SA Rock Lists

The Guide to
SA Artists in London


Fetish @ 93 Feet East, London, 2 April 2003

There are two things I found strange about 93 Feet East. Firstly there were more than 93 Feet in the joint. How do I know? Well I counted the toes and divided by 10. Secondly, although I didn't have my GPS with me, I could have sworn I was still on the western side of the nearby Greenwich meridian.

Despite these anomalies about the venue, I was in no doubt (not the group) about the band on stage. These accomplished musicians moved from the ethereal and esoteric to hard hitting hardcore rock and back again with ease. However, it's lead singer Michelle Breeze who steals the limelight. Her vocals flit from breathy and seductive to hard edged and angry to girly and gay. Her short bob of dark hair dances wildly wrapping itself around her face as she headbangs to the heavier tracks. At other times, she stands staring into space above the audience as though she can see angels flying above our heads, then breaks the trance to grab the mike and belt out some further lyrics.

One thing I found interesting about the gig was that there was no singing along by the audience, and no shouting out for favourites, which tended to suggest to me that Fetish are not about individual songs but rather about an atmosphere and feelings. Something they are good at as they do indeed create intense mood pieces.

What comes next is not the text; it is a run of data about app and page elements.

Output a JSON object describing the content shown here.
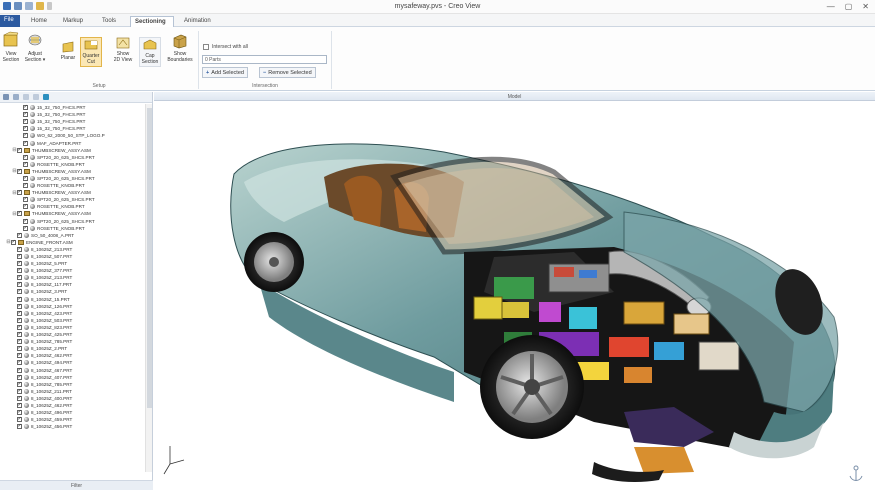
{
  "window": {
    "title": "mysafeway.pvs - Creo View",
    "controls": [
      "—",
      "▢",
      "✕"
    ]
  },
  "quick_access": [
    "app-icon",
    "save-icon",
    "undo-icon",
    "folder-icon",
    "dropdown-icon"
  ],
  "ribbon": {
    "tabs": [
      {
        "label": "File",
        "kind": "file"
      },
      {
        "label": "Home"
      },
      {
        "label": "Markup"
      },
      {
        "label": "Tools"
      },
      {
        "label": "Sectioning",
        "active": true
      },
      {
        "label": "Animation"
      }
    ],
    "setup_group": {
      "label": "Setup",
      "buttons": [
        {
          "label1": "View",
          "label2": "Section",
          "icon": "view-section-icon"
        },
        {
          "label1": "Adjust",
          "label2": "Section ▾",
          "icon": "adjust-section-icon"
        },
        {
          "label1": "Planar",
          "label2": "",
          "icon": "planar-icon"
        },
        {
          "label1": "Quarter",
          "label2": "Cut",
          "icon": "quarter-cut-icon"
        },
        {
          "label1": "Show",
          "label2": "2D View",
          "icon": "show-2d-view-icon"
        },
        {
          "label1": "Cap",
          "label2": "Section",
          "icon": "cap-section-icon"
        },
        {
          "label1": "Show",
          "label2": "Boundaries",
          "icon": "show-boundaries-icon"
        }
      ]
    },
    "intersection_group": {
      "label": "Intersection",
      "intersect_label": "Intersect with all",
      "parts_value": "0 Parts",
      "add_selected": "Add Selected",
      "remove_selected": "Remove Selected"
    }
  },
  "left_panel": {
    "footer": "Filter",
    "tree": [
      {
        "indent": 3,
        "type": "part",
        "label": "15_32_750_FHCS.PRT"
      },
      {
        "indent": 3,
        "type": "part",
        "label": "15_32_750_FHCS.PRT"
      },
      {
        "indent": 3,
        "type": "part",
        "label": "15_32_750_FHCS.PRT"
      },
      {
        "indent": 3,
        "type": "part",
        "label": "15_32_750_FHCS.PRT"
      },
      {
        "indent": 3,
        "type": "part",
        "label": "WO_62_2000_50_STP_LOGO.P"
      },
      {
        "indent": 3,
        "type": "part",
        "label": "MAF_ADAPTER.PRT"
      },
      {
        "indent": 2,
        "type": "asm",
        "expand": "⊟",
        "label": "THUMBSCREW_ASSY.ASM"
      },
      {
        "indent": 3,
        "type": "part",
        "label": "SPT20_20_625_SHCS.PRT"
      },
      {
        "indent": 3,
        "type": "part",
        "label": "ROSETTE_KNOB.PRT"
      },
      {
        "indent": 2,
        "type": "asm",
        "expand": "⊟",
        "label": "THUMBSCREW_ASSY.ASM"
      },
      {
        "indent": 3,
        "type": "part",
        "label": "SPT20_20_625_SHCS.PRT"
      },
      {
        "indent": 3,
        "type": "part",
        "label": "ROSETTE_KNOB.PRT"
      },
      {
        "indent": 2,
        "type": "asm",
        "expand": "⊟",
        "label": "THUMBSCREW_ASSY.ASM"
      },
      {
        "indent": 3,
        "type": "part",
        "label": "SPT20_20_625_SHCS.PRT"
      },
      {
        "indent": 3,
        "type": "part",
        "label": "ROSETTE_KNOB.PRT"
      },
      {
        "indent": 2,
        "type": "asm",
        "expand": "⊟",
        "label": "THUMBSCREW_ASSY.ASM"
      },
      {
        "indent": 3,
        "type": "part",
        "label": "SPT20_20_625_SHCS.PRT"
      },
      {
        "indent": 3,
        "type": "part",
        "label": "ROSETTE_KNOB.PRT"
      },
      {
        "indent": 2,
        "type": "part",
        "label": "SO_50_4008_A.PRT"
      },
      {
        "indent": 1,
        "type": "asm",
        "expand": "⊟",
        "label": "ENGINE_FRONT.ASM"
      },
      {
        "indent": 2,
        "type": "part",
        "label": "8_10625Z_213.PRT"
      },
      {
        "indent": 2,
        "type": "part",
        "label": "8_10625Z_507.PRT"
      },
      {
        "indent": 2,
        "type": "part",
        "label": "8_10625Z_5.PRT"
      },
      {
        "indent": 2,
        "type": "part",
        "label": "8_10625Z_377.PRT"
      },
      {
        "indent": 2,
        "type": "part",
        "label": "8_10625Z_213.PRT"
      },
      {
        "indent": 2,
        "type": "part",
        "label": "8_10625Z_117.PRT"
      },
      {
        "indent": 2,
        "type": "part",
        "label": "8_10625Z_3.PRT"
      },
      {
        "indent": 2,
        "type": "part",
        "label": "8_10625Z_15.PRT"
      },
      {
        "indent": 2,
        "type": "part",
        "label": "8_10625Z_126.PRT"
      },
      {
        "indent": 2,
        "type": "part",
        "label": "8_10625Z_423.PRT"
      },
      {
        "indent": 2,
        "type": "part",
        "label": "8_10625Z_503.PRT"
      },
      {
        "indent": 2,
        "type": "part",
        "label": "8_10625Z_823.PRT"
      },
      {
        "indent": 2,
        "type": "part",
        "label": "8_10625Z_425.PRT"
      },
      {
        "indent": 2,
        "type": "part",
        "label": "8_10625Z_785.PRT"
      },
      {
        "indent": 2,
        "type": "part",
        "label": "8_10625Z_2.PRT"
      },
      {
        "indent": 2,
        "type": "part",
        "label": "8_10625Z_462.PRT"
      },
      {
        "indent": 2,
        "type": "part",
        "label": "8_10625Z_494.PRT"
      },
      {
        "indent": 2,
        "type": "part",
        "label": "8_10625Z_467.PRT"
      },
      {
        "indent": 2,
        "type": "part",
        "label": "8_10625Z_407.PRT"
      },
      {
        "indent": 2,
        "type": "part",
        "label": "8_10625Z_785.PRT"
      },
      {
        "indent": 2,
        "type": "part",
        "label": "8_10625Z_211.PRT"
      },
      {
        "indent": 2,
        "type": "part",
        "label": "8_10625Z_400.PRT"
      },
      {
        "indent": 2,
        "type": "part",
        "label": "8_10625Z_462.PRT"
      },
      {
        "indent": 2,
        "type": "part",
        "label": "8_10625Z_496.PRT"
      },
      {
        "indent": 2,
        "type": "part",
        "label": "8_10625Z_459.PRT"
      },
      {
        "indent": 2,
        "type": "part",
        "label": "8_10625Z_456.PRT"
      }
    ]
  },
  "viewport": {
    "header": "Model",
    "model_color": "#6f9c9f",
    "accent": "#2c5aa0"
  }
}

The licensing laws in the UK meant that the gig should have finished at 11:00pm, however it was just past that dreaded hour when Fetish launched into the second song of their encore. This prompted frantic gesturing from the sound engineer who shouted to the band that they had exceeded their time. This prompted Michelle to change the lyrics of the song to a stream of screamed lyrics masterfully done in time to the music. After a verse and chorus of this, she threw the mike down and stormed off, leaving a slightly bemused band and audience. The impression though was not of a tantrum throwing diva, but of rock people doing rock things. Possibly a more memorable ending than a polite bow and a mumbled thanks.

Fetish @ the Spitz, 9 August 2002

The Spitz backs onto Spitalfields Market, one of the largest organic produce markets in the UK which is situated on the very edge of the business district of London. I make my way through the throngs of bankers who have overflowed out of the pubs onto the pavements, enjoying the vaguely warm weather and vaguely warm beer. The venue is a large airy room with high ceilings on the sides of the room and a lowered portion in the middle in front of the stage. Ceiling fans on the sides turn furiously, creating quite a breeze.

And talking of breeze, Michelle Breeze and the rest of the band make a low key entrance on stage and launch into their first number. Like most bands, the lead singer is the centre of attention, but I found here that the band seemed to be even more in the background than normal. But that wasn't because they weren't any good. They were extremely professional and competently got on with their business without any airs and graces. This left Michelle free to drag the audience in with her breathy whispered vocals, or whip them up to a frenzy with her snarling angry venting.

She is an emotional performer, often seeming to climb inside herself as she stands trance like with her eyes closed, feeling the music and vibe around her, being a part of it, but somehow detached. Sometimes she would hide behind her fringe, or fling it wildly around depending on the pace of the music.

It was a slick, professional show and quite sophisticated. As I walked back to Liverpool Street station, one of the big commuter stations in the city, I'm surrounded by the bankers, now quite inebriated, all heading home from the closing pubs. In some ways this fits in with the gig, professional, but with it's hair let down.

Back to Archive Index Page

Buy CDs

Buy South African CDs from
One World

One World


Download South African MP3s


TOP back to where you came from